Developing sapient beings are a special class. Sperm and eggs become fetuses become infants become children become sapient beings with rights. Until sapience, they are basically the property of their parents or guardians.
There is no magical age at which a child becomes sapient. Most are sapient before they can speak, sometime in the first year after birth. Some earlier. Some never. But I am uncomfortable with allowing infanticide after birth, even though I have no good place in my property-based philosophy for that. So I consider a human infant to be sapient at birth.
Before birth, the fetus is the mother's property. She may do with it as she wishes, including abortion, and it's nobody's business if she does, though I would prefer if she gave the father some input into the decision to abort.

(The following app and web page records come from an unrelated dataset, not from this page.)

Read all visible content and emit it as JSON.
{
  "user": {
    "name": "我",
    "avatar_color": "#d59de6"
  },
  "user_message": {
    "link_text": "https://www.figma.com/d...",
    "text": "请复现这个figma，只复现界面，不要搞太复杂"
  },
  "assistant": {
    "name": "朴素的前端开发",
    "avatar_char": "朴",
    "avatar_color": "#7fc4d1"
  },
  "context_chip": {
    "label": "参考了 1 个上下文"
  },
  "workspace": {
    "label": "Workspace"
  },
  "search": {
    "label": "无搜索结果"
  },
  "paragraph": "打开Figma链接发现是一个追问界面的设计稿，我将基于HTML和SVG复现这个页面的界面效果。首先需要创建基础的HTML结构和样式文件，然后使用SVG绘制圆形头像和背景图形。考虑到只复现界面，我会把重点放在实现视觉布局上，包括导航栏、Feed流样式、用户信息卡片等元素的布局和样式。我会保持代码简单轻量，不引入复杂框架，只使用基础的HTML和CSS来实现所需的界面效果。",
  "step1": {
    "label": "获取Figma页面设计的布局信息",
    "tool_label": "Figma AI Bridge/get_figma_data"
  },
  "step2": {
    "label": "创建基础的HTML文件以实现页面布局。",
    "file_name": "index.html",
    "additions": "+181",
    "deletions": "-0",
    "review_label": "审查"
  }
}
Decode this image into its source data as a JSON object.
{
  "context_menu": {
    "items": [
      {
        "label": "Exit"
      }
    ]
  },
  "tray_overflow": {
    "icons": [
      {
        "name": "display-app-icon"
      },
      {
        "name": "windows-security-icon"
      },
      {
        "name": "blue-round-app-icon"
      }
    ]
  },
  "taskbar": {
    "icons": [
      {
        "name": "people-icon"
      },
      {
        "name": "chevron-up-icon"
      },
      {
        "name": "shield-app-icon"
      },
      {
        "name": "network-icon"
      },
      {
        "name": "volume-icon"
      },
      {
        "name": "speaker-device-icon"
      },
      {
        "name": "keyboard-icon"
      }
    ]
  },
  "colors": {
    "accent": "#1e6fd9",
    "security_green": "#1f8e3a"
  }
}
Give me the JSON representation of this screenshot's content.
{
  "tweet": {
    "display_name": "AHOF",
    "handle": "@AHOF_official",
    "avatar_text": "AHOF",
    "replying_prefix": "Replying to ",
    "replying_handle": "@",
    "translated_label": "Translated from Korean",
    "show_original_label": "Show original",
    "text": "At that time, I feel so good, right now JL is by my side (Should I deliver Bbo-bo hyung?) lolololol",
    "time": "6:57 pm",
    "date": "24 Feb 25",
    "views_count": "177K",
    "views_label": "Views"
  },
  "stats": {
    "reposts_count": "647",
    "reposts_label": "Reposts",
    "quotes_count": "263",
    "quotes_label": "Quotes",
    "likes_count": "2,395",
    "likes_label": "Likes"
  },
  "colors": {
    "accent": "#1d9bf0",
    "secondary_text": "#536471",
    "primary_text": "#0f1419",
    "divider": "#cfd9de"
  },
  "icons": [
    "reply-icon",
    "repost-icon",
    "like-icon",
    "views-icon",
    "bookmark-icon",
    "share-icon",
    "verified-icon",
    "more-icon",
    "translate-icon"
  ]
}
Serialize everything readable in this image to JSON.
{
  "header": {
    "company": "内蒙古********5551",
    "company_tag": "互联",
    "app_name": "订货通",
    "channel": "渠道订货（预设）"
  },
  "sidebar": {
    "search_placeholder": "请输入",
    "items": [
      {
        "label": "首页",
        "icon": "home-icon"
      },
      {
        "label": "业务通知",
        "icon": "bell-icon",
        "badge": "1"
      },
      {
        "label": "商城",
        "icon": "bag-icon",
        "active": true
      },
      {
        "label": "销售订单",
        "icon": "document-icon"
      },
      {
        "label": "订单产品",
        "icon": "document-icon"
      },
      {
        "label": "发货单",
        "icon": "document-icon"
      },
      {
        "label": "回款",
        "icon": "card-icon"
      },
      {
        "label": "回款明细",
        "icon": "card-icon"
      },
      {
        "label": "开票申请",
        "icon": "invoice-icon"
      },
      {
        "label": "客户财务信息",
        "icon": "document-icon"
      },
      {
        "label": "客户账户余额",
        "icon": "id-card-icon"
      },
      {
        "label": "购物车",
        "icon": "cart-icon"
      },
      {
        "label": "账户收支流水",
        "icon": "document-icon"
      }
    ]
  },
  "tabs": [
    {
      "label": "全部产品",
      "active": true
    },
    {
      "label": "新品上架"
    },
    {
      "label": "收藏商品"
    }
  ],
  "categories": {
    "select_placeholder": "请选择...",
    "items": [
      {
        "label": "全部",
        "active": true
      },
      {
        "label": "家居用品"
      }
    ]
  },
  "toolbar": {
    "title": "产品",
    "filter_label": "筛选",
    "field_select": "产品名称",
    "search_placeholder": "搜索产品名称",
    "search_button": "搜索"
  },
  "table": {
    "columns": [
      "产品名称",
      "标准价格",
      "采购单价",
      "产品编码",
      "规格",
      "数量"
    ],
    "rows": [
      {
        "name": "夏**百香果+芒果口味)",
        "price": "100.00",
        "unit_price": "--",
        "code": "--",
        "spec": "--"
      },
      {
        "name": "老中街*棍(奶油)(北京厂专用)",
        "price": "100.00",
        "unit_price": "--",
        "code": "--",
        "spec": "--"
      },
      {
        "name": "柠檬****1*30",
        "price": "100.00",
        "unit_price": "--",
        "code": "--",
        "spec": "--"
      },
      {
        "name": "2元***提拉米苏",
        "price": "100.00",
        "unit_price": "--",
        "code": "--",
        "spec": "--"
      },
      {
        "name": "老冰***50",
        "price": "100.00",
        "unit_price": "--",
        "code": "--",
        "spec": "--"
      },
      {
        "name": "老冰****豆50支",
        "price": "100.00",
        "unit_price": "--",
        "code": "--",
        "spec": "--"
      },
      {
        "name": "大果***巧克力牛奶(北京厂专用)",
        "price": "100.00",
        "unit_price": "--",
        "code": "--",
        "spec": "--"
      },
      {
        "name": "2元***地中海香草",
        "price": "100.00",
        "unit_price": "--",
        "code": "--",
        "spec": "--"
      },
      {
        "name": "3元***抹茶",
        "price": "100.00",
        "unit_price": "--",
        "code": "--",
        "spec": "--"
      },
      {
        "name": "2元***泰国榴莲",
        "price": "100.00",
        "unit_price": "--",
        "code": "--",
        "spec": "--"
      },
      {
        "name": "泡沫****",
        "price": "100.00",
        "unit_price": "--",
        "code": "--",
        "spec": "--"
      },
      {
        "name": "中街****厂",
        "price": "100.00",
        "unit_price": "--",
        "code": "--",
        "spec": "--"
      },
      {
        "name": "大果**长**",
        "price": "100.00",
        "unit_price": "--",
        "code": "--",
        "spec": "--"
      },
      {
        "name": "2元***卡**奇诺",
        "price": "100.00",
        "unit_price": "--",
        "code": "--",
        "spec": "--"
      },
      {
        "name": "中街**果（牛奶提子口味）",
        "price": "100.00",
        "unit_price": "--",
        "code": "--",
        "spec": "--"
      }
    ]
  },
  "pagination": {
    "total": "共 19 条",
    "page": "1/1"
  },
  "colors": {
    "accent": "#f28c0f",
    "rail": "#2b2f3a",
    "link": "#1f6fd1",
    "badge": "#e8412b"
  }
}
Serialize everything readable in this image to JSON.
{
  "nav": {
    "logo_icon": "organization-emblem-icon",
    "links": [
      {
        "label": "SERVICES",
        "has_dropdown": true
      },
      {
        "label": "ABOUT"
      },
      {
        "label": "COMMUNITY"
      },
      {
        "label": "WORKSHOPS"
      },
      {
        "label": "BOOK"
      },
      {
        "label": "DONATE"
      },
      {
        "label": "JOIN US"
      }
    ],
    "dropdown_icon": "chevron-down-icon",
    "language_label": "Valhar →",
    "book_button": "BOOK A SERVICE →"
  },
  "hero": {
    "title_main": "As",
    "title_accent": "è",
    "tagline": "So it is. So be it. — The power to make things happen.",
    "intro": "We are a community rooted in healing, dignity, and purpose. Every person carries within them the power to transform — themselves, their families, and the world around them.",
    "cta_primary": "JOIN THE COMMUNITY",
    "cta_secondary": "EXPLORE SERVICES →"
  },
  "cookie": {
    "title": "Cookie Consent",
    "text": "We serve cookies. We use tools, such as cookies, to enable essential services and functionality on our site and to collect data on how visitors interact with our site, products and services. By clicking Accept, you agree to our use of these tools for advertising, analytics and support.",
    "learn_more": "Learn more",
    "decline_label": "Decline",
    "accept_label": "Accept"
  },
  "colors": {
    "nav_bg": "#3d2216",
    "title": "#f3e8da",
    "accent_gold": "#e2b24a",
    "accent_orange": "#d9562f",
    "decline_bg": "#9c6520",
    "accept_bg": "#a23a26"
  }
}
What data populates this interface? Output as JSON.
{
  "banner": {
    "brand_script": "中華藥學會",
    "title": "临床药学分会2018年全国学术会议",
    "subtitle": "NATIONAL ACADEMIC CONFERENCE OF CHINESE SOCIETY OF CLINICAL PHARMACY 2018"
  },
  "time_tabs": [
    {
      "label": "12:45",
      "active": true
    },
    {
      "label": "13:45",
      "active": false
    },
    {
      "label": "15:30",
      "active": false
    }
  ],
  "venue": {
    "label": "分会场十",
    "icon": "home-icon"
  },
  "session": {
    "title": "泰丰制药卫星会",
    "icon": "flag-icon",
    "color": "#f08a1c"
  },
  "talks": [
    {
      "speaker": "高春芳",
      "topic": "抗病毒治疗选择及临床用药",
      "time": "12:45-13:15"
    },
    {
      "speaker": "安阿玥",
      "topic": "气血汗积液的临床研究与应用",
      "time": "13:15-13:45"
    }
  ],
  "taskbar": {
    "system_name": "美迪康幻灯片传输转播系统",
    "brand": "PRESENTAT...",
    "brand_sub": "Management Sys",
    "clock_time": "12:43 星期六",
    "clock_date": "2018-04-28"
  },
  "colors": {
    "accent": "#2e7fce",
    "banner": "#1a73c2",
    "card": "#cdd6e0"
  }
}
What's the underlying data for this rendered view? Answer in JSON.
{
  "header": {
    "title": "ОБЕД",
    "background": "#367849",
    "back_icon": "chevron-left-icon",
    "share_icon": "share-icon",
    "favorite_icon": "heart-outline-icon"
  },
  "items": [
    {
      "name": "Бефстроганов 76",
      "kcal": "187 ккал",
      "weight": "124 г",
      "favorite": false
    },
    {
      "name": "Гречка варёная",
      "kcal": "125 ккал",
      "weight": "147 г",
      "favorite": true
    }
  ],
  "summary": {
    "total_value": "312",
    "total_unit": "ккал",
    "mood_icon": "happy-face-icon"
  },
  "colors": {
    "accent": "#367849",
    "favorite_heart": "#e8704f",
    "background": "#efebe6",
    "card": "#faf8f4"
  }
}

Criminalizing abortion because a fetus is a potential sapient being would criminalize not impregnating that beautiful, fertile twenty-something walking down the street. Her egg is also a potential sapient being. Don't go there, you who would classify abortion as murder. Sapient beings have rights. Non-sapient beings and inanimate objects are property.
Children, though sapient, take a while to be able to give informed consent. Again, there is no magical age at which it happens, and some never become able. The best I can come up with is that when a child proclaims that (s)he wishes to be considered able to give consent, then I must respect those wishes. Until then, children are in a sort of limbo where they are not the property of their parents or guardians, but their parents or guardians are responsible for giving consent for them.
My beliefs, whether you agree or not, are at odds with lots of legal statutes. Taxes, licensing, registration, drugs, prostitution, gambling, weapons, prisons, all tied to criminal statutes that run roughshod over my so-called "rights". Violate any one of those statutes, and men with guns will hunt you down, kidnap (arrest) you, and lock you in a cage. If you turn down a plea bargain, a stacked jury of anybody but your peers will almost certainly find you guilty, and the judge will sentence you to an extended stay in a cage, for daring to claim innocence of one of those victimless so-called "crimes".
What to do? Obey the "law" when you must. But when unlikely to be caught: An it harm none, do what ye will.
And spread the gospel of true liberty far and wide until so many refuse to obey, until so few juries will convict, that victimless "crimes" become unenforceable.